The data section start

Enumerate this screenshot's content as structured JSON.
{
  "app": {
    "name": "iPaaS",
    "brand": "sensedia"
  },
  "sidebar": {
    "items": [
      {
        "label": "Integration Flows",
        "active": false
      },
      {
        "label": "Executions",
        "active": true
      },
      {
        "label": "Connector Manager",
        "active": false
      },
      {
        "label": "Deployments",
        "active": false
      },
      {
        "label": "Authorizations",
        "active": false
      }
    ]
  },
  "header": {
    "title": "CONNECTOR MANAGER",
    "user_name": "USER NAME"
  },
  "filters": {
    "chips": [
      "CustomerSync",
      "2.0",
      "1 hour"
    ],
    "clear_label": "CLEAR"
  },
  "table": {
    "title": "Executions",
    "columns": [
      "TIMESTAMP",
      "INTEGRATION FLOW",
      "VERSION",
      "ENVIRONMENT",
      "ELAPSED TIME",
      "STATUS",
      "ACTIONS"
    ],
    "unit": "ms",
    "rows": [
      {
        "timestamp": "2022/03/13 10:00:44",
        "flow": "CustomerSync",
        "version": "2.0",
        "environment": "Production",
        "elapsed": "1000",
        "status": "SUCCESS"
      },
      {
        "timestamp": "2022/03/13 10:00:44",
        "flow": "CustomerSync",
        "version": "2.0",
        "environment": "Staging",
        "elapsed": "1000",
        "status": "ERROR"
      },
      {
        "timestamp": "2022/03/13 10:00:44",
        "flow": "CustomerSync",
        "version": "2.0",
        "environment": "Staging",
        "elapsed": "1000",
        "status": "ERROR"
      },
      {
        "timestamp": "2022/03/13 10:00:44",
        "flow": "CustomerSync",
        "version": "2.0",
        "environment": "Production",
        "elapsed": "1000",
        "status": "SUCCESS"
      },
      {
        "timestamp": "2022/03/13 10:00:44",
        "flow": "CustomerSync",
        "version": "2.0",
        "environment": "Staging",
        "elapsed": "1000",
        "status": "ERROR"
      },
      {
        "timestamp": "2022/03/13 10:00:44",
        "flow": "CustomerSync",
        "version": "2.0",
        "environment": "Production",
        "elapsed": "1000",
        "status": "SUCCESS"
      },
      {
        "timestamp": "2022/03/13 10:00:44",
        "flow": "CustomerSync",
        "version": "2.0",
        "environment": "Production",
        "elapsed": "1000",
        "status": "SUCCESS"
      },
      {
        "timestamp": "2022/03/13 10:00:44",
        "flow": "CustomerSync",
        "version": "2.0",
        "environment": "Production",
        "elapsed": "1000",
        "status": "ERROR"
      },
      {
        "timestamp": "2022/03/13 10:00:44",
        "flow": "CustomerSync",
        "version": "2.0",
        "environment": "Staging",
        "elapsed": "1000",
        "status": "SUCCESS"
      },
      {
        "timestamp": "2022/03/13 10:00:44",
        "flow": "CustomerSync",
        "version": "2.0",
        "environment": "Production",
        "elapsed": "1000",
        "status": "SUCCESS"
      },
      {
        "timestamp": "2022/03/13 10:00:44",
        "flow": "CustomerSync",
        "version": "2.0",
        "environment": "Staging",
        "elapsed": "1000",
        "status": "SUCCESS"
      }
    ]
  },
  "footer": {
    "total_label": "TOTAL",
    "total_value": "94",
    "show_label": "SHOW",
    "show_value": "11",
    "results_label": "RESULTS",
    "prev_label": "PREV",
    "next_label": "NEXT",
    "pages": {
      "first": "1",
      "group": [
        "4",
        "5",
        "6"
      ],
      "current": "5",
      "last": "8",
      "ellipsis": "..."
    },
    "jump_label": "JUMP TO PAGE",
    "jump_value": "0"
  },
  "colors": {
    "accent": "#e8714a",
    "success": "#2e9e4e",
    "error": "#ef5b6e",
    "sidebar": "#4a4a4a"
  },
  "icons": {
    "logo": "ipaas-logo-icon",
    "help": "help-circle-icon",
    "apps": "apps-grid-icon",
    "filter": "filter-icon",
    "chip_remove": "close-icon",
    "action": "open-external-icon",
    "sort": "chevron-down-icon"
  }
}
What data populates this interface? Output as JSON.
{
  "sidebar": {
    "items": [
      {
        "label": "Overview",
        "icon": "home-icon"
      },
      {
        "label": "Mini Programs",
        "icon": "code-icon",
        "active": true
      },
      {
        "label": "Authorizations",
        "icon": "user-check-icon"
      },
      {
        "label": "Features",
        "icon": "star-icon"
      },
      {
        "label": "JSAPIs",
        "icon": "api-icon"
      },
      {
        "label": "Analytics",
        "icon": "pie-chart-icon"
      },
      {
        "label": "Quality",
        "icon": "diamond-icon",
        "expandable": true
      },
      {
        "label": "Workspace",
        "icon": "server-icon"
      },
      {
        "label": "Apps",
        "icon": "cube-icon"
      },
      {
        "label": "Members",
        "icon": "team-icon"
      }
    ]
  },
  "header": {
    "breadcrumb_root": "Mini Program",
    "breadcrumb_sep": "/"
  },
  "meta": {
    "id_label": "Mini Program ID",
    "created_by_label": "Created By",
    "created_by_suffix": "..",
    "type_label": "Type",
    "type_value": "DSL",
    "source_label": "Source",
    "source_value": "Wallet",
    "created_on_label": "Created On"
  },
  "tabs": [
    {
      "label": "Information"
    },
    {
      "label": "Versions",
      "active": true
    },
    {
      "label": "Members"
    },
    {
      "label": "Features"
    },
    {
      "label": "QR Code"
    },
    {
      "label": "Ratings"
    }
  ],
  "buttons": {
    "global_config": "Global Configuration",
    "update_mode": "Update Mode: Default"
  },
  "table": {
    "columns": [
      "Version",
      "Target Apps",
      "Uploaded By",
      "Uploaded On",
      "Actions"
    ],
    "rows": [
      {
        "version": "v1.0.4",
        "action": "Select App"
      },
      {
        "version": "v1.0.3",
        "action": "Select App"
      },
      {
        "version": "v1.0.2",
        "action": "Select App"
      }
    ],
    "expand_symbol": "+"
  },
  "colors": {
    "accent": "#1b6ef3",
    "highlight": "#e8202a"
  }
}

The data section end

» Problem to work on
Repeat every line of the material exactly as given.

» Result below
Enumerate this screenshot's content as structured JSON.
{
  "app": {
    "name": "iPaaS",
    "brand": "sensedia"
  },
  "sidebar": {
    "items": [
      {
        "label": "Integration Flows",
        "active": false
      },
      {
        "label": "Executions",
        "active": true
      },
      {
        "label": "Connector Manager",
        "active": false
      },
      {
        "label": "Deployments",
        "active": false
      },
      {
        "label": "Authorizations",
        "active": false
      }
    ]
  },
  "header": {
    "title": "CONNECTOR MANAGER",
    "user_name": "USER NAME"
  },
  "filters": {
    "chips": [
      "CustomerSync",
      "2.0",
      "1 hour"
    ],
    "clear_label": "CLEAR"
  },
  "table": {
    "title": "Executions",
    "columns": [
      "TIMESTAMP",
      "INTEGRATION FLOW",
      "VERSION",
      "ENVIRONMENT",
      "ELAPSED TIME",
      "STATUS",
      "ACTIONS"
    ],
    "unit": "ms",
    "rows": [
      {
        "timestamp": "2022/03/13 10:00:44",
        "flow": "CustomerSync",
        "version": "2.0",
        "environment": "Production",
        "elapsed": "1000",
        "status": "SUCCESS"
      },
      {
        "timestamp": "2022/03/13 10:00:44",
        "flow": "CustomerSync",
        "version": "2.0",
        "environment": "Staging",
        "elapsed": "1000",
        "status": "ERROR"
      },
      {
        "timestamp": "2022/03/13 10:00:44",
        "flow": "CustomerSync",
        "version": "2.0",
        "environment": "Staging",
        "elapsed": "1000",
        "status": "ERROR"
      },
      {
        "timestamp": "2022/03/13 10:00:44",
        "flow": "CustomerSync",
        "version": "2.0",
        "environment": "Production",
        "elapsed": "1000",
        "status": "SUCCESS"
      },
      {
        "timestamp": "2022/03/13 10:00:44",
        "flow": "CustomerSync",
        "version": "2.0",
        "environment": "Staging",
        "elapsed": "1000",
        "status": "ERROR"
      },
      {
        "timestamp": "2022/03/13 10:00:44",
        "flow": "CustomerSync",
        "version": "2.0",
        "environment": "Production",
        "elapsed": "1000",
        "status": "SUCCESS"
      },
      {
        "timestamp": "2022/03/13 10:00:44",
        "flow": "CustomerSync",
        "version": "2.0",
        "environment": "Production",
        "elapsed": "1000",
        "status": "SUCCESS"
      },
      {
        "timestamp": "2022/03/13 10:00:44",
        "flow": "CustomerSync",
        "version": "2.0",
        "environment": "Production",
        "elapsed": "1000",
        "status": "ERROR"
      },
      {
        "timestamp": "2022/03/13 10:00:44",
        "flow": "CustomerSync",
        "version": "2.0",
        "environment": "Staging",
        "elapsed": "1000",
        "status": "SUCCESS"
      },
      {
        "timestamp": "2022/03/13 10:00:44",
        "flow": "CustomerSync",
        "version": "2.0",
        "environment": "Production",
        "elapsed": "1000",
        "status": "SUCCESS"
      },
      {
        "timestamp": "2022/03/13 10:00:44",
        "flow": "CustomerSync",
        "version": "2.0",
        "environment": "Staging",
        "elapsed": "1000",
        "status": "SUCCESS"
      }
    ]
  },
  "footer": {
    "total_label": "TOTAL",
    "total_value": "94",
    "show_label": "SHOW",
    "show_value": "11",
    "results_label": "RESULTS",
    "prev_label": "PREV",
    "next_label": "NEXT",
    "pages": {
      "first": "1",
      "group": [
        "4",
        "5",
        "6"
      ],
      "current": "5",
      "last": "8",
      "ellipsis": "..."
    },
    "jump_label": "JUMP TO PAGE",
    "jump_value": "0"
  },
  "colors": {
    "accent": "#e8714a",
    "success": "#2e9e4e",
    "error": "#ef5b6e",
    "sidebar": "#4a4a4a"
  },
  "icons": {
    "logo": "ipaas-logo-icon",
    "help": "help-circle-icon",
    "apps": "apps-grid-icon",
    "filter": "filter-icon",
    "chip_remove": "close-icon",
    "action": "open-external-icon",
    "sort": "chevron-down-icon"
  }
}
What data populates this interface? Output as JSON.
{
  "sidebar": {
    "items": [
      {
        "label": "Overview",
        "icon": "home-icon"
      },
      {
        "label": "Mini Programs",
        "icon": "code-icon",
        "active": true
      },
      {
        "label": "Authorizations",
        "icon": "user-check-icon"
      },
      {
        "label": "Features",
        "icon": "star-icon"
      },
      {
        "label": "JSAPIs",
        "icon": "api-icon"
      },
      {
        "label": "Analytics",
        "icon": "pie-chart-icon"
      },
      {
        "label": "Quality",
        "icon": "diamond-icon",
        "expandable": true
      },
      {
        "label": "Workspace",
        "icon": "server-icon"
      },
      {
        "label": "Apps",
        "icon": "cube-icon"
      },
      {
        "label": "Members",
        "icon": "team-icon"
      }
    ]
  },
  "header": {
    "breadcrumb_root": "Mini Program",
    "breadcrumb_sep": "/"
  },
  "meta": {
    "id_label": "Mini Program ID",
    "created_by_label": "Created By",
    "created_by_suffix": "..",
    "type_label": "Type",
    "type_value": "DSL",
    "source_label": "Source",
    "source_value": "Wallet",
    "created_on_label": "Created On"
  },
  "tabs": [
    {
      "label": "Information"
    },
    {
      "label": "Versions",
      "active": true
    },
    {
      "label": "Members"
    },
    {
      "label": "Features"
    },
    {
      "label": "QR Code"
    },
    {
      "label": "Ratings"
    }
  ],
  "buttons": {
    "global_config": "Global Configuration",
    "update_mode": "Update Mode: Default"
  },
  "table": {
    "columns": [
      "Version",
      "Target Apps",
      "Uploaded By",
      "Uploaded On",
      "Actions"
    ],
    "rows": [
      {
        "version": "v1.0.4",
        "action": "Select App"
      },
      {
        "version": "v1.0.3",
        "action": "Select App"
      },
      {
        "version": "v1.0.2",
        "action": "Select App"
      }
    ],
    "expand_symbol": "+"
  },
  "colors": {
    "accent": "#1b6ef3",
    "highlight": "#e8202a"
  }
}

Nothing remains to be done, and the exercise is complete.